> _What the exercise asks_: Each line below containing the word "image" needs to be shown.

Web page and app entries
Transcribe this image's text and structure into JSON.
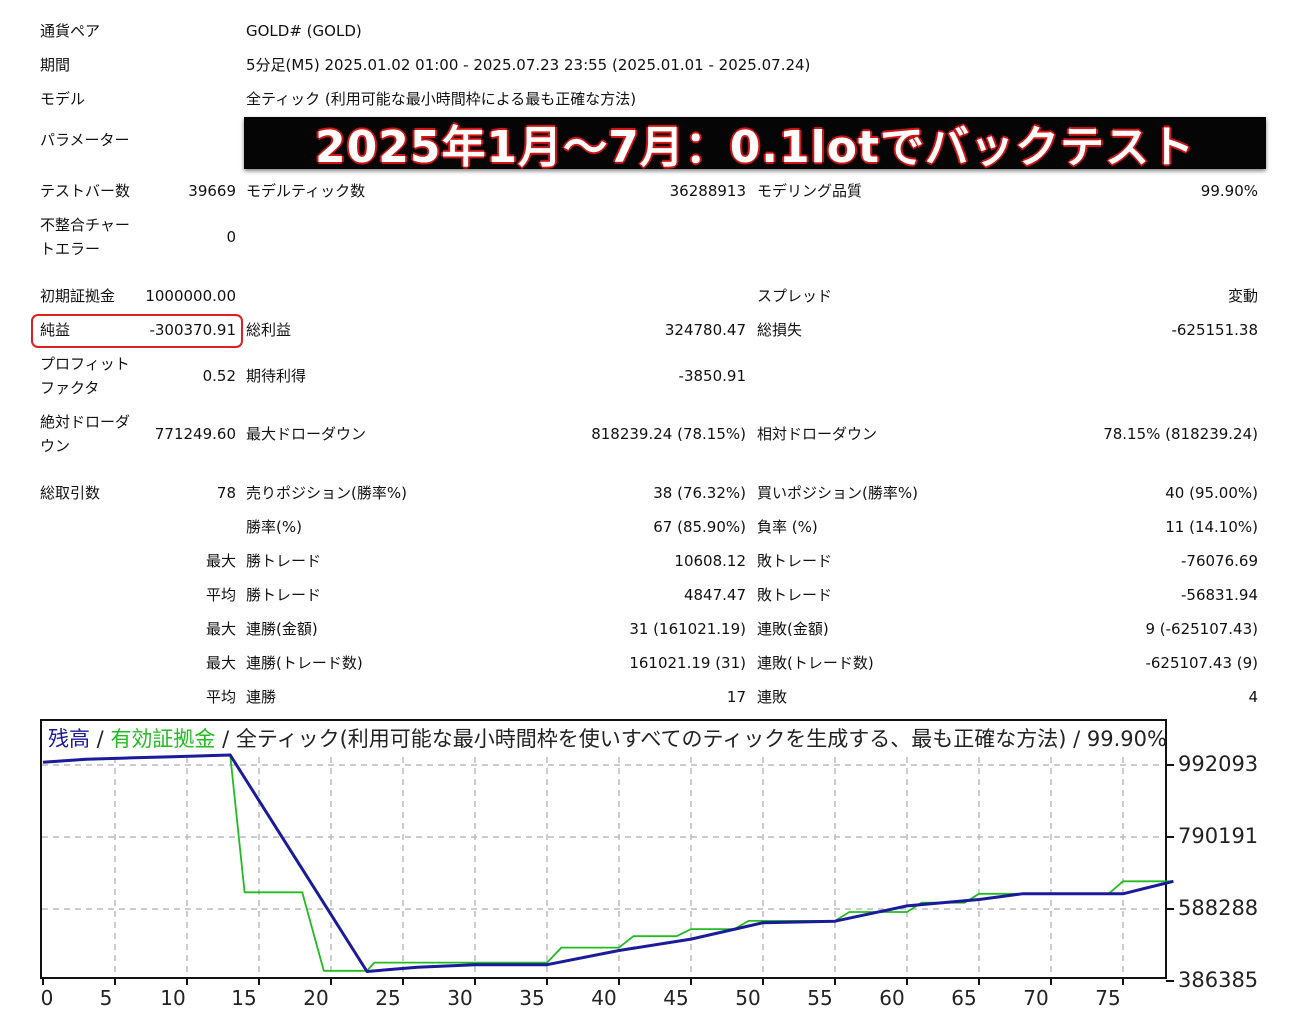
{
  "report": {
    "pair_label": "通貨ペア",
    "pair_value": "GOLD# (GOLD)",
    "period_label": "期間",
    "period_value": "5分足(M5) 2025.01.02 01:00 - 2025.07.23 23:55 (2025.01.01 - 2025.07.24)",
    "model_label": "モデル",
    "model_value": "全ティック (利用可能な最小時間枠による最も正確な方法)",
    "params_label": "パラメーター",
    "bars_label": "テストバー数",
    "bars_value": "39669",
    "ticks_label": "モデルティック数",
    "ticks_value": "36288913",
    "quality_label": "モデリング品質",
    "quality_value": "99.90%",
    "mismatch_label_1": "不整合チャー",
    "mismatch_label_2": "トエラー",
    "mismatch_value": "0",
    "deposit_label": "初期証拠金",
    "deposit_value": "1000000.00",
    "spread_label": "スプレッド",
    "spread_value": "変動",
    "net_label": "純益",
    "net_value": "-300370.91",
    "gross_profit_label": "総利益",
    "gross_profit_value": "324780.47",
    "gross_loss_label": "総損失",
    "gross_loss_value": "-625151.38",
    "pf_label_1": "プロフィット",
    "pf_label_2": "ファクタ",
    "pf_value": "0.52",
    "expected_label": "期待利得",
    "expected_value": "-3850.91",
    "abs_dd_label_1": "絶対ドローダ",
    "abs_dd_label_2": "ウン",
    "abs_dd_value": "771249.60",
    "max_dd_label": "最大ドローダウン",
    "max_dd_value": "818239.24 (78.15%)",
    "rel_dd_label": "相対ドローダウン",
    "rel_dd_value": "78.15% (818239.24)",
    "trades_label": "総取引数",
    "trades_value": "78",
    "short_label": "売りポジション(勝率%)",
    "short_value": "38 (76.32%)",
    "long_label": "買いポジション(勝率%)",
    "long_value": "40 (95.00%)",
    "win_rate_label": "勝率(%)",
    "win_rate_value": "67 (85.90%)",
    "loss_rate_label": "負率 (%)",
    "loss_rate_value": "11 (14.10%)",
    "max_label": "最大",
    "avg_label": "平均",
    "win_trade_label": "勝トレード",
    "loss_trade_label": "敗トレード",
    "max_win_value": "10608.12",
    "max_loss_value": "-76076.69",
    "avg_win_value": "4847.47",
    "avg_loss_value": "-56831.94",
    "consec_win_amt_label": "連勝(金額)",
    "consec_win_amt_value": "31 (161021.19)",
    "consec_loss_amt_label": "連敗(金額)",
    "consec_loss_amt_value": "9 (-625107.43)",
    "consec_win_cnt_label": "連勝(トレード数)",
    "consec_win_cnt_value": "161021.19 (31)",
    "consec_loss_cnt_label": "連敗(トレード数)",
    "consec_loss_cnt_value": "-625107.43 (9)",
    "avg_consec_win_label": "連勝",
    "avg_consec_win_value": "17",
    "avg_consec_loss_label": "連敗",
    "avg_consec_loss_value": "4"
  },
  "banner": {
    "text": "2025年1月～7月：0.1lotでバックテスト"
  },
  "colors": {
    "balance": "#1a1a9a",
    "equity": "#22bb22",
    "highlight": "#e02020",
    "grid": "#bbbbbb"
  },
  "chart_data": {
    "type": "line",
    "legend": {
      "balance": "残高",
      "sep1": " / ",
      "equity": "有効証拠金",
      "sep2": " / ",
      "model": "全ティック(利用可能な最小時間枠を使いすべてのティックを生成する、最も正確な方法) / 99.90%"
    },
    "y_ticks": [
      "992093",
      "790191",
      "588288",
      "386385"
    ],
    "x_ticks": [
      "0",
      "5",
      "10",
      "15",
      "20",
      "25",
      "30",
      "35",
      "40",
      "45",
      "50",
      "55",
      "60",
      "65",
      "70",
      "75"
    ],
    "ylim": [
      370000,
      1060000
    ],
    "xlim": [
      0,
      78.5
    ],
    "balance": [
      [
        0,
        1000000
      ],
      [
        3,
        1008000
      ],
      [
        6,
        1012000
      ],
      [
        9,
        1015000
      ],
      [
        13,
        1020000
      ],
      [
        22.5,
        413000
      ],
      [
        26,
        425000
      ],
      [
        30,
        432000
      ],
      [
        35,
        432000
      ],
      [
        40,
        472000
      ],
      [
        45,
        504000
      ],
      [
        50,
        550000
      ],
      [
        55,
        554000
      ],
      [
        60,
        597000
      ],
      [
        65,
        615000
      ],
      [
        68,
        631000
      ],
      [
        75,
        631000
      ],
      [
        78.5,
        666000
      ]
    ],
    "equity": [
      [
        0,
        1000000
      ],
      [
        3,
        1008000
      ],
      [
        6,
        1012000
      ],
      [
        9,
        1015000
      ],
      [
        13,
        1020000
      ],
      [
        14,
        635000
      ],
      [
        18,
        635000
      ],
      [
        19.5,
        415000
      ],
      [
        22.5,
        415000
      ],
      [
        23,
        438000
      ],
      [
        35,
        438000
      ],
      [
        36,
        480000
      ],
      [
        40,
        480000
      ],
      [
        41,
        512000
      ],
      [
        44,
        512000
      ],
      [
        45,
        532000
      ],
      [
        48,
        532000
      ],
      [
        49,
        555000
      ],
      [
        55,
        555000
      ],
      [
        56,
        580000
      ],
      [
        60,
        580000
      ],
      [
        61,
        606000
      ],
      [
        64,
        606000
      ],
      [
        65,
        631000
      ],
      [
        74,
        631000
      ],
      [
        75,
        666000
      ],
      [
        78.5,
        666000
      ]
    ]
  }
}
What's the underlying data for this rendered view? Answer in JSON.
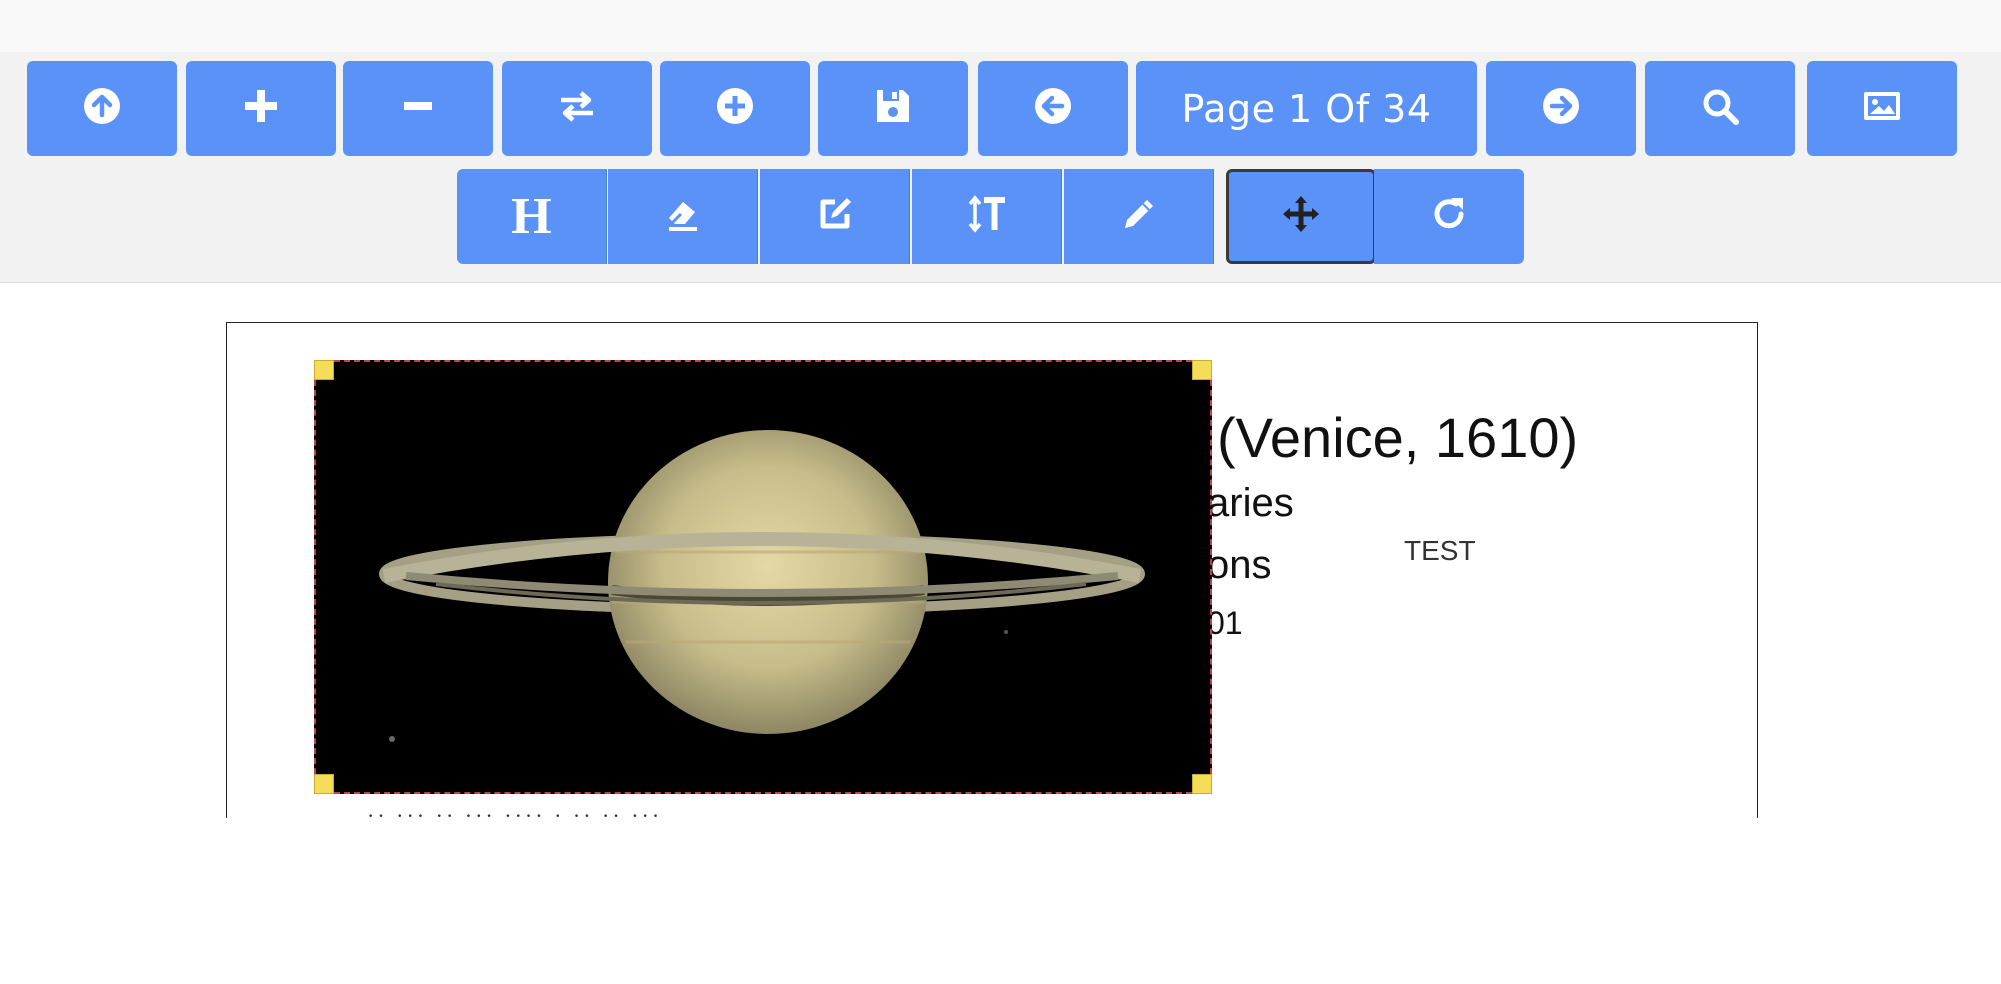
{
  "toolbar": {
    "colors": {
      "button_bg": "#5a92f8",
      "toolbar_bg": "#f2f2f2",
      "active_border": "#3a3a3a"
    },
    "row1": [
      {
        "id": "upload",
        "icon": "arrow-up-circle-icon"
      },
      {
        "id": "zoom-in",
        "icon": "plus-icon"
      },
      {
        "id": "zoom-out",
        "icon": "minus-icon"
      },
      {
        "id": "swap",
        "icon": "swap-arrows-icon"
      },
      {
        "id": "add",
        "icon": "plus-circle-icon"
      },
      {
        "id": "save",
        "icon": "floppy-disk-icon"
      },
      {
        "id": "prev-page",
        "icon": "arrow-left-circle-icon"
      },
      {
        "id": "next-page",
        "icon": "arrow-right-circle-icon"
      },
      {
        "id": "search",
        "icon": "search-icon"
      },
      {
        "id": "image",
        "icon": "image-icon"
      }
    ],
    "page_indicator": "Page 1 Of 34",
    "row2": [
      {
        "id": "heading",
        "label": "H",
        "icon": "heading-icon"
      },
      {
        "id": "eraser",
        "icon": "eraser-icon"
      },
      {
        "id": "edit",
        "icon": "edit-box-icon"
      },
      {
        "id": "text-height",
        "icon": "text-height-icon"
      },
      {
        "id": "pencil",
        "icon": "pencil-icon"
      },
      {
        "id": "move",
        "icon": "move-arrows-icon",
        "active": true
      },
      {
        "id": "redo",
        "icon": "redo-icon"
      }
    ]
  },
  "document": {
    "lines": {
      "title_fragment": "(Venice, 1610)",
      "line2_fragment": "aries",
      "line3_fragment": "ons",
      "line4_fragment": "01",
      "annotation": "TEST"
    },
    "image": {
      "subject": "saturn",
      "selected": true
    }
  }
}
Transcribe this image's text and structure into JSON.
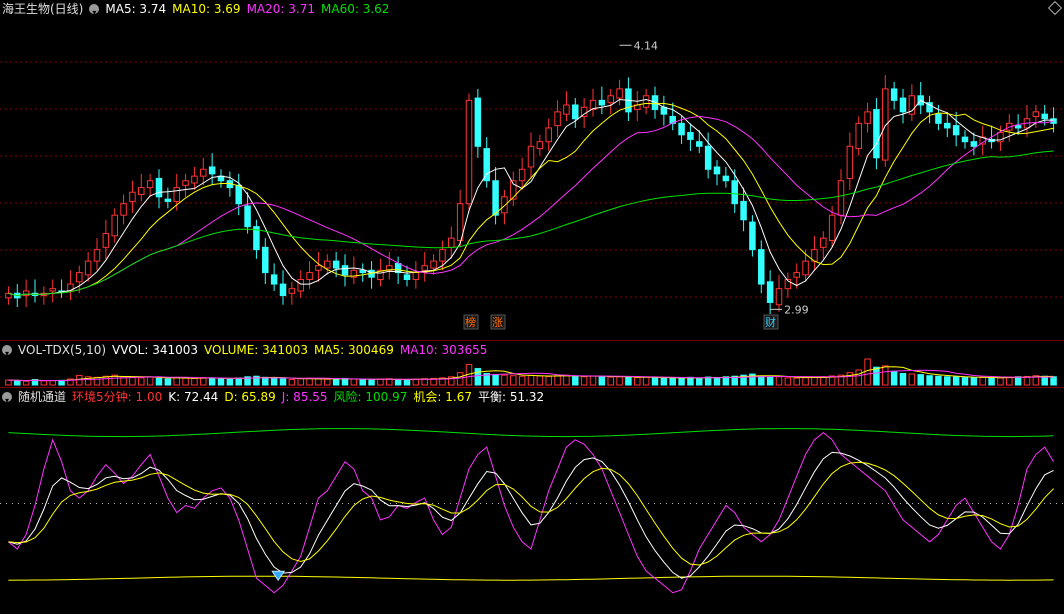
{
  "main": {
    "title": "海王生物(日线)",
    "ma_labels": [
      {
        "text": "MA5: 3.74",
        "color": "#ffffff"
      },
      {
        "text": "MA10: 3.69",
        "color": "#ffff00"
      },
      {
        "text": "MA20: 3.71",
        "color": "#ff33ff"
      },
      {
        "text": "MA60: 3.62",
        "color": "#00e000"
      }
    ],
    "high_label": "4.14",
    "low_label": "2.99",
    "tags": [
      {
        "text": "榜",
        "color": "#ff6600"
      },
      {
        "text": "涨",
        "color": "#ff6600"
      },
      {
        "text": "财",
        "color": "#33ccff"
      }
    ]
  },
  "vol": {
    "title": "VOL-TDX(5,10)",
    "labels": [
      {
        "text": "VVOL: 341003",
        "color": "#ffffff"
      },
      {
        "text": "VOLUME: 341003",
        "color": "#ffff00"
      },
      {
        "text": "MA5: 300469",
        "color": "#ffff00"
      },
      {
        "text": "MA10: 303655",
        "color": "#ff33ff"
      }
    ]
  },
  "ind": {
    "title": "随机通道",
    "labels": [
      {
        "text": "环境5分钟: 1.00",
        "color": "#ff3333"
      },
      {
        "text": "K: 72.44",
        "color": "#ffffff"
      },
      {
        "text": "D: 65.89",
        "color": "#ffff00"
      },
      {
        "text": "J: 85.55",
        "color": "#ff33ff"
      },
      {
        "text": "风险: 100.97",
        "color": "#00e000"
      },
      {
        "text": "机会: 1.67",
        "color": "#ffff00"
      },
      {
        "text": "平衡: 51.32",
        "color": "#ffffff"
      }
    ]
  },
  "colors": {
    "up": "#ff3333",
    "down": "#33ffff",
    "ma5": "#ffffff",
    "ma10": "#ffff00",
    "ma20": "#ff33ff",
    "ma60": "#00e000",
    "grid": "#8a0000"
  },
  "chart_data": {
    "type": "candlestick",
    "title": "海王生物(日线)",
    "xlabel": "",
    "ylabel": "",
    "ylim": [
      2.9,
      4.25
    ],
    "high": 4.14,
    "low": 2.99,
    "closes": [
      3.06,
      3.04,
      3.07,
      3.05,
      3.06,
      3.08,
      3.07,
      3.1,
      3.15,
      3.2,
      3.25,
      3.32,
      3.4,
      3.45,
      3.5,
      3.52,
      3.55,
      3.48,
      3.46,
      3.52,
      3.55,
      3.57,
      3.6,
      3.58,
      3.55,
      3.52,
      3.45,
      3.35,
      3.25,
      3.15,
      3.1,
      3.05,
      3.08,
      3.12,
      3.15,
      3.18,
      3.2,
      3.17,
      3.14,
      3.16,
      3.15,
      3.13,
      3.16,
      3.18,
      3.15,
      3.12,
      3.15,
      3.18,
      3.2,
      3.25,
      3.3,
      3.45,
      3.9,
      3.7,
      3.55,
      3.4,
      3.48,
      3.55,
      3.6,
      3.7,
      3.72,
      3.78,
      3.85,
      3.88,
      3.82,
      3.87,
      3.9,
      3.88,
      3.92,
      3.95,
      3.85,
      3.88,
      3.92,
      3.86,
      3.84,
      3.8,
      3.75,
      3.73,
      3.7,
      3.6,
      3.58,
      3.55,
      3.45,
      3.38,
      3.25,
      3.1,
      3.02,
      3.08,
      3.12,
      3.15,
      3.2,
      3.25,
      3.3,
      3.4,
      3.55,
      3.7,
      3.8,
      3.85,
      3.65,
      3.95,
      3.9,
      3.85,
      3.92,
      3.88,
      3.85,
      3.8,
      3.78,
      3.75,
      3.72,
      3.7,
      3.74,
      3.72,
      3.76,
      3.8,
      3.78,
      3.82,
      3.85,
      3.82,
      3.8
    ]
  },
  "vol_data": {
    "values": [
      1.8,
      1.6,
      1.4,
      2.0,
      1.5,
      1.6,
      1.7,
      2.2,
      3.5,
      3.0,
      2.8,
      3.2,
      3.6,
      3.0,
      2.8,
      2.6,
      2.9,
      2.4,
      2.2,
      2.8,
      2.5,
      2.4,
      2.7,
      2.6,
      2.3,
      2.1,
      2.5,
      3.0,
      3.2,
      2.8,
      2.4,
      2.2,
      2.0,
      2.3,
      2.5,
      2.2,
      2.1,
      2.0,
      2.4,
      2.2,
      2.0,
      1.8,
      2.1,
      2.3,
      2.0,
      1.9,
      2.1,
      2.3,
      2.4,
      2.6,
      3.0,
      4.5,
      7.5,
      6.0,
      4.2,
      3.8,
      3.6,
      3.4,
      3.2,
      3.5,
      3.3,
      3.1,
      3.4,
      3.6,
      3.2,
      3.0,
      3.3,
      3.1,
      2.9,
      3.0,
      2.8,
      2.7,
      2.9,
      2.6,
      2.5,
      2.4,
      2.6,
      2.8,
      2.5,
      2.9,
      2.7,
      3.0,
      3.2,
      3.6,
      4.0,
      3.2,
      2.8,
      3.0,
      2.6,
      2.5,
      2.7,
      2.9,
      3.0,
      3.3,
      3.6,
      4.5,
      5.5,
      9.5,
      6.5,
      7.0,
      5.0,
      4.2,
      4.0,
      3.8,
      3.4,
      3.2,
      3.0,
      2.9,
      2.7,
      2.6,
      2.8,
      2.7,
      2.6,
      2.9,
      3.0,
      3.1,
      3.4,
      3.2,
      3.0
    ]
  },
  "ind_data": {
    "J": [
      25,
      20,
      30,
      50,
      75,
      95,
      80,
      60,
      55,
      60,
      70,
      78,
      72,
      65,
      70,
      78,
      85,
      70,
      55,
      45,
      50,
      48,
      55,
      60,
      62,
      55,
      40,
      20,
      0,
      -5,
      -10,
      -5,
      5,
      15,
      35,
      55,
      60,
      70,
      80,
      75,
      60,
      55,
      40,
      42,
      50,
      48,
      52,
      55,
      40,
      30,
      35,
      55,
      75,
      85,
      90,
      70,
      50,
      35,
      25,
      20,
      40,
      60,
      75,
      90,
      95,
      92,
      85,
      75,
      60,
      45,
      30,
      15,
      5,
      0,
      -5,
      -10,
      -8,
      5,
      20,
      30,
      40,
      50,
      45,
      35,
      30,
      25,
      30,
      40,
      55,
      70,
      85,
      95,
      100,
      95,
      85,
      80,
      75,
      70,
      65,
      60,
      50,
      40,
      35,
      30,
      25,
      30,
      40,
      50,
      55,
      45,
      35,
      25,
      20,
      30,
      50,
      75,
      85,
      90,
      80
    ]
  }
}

> _Exercise output_:
Transcribe this image's text and structure into JSON.
        "id": "image",
        "icon": "image-icon"
    "image": {
Transcribe this image's text and structure into JSON.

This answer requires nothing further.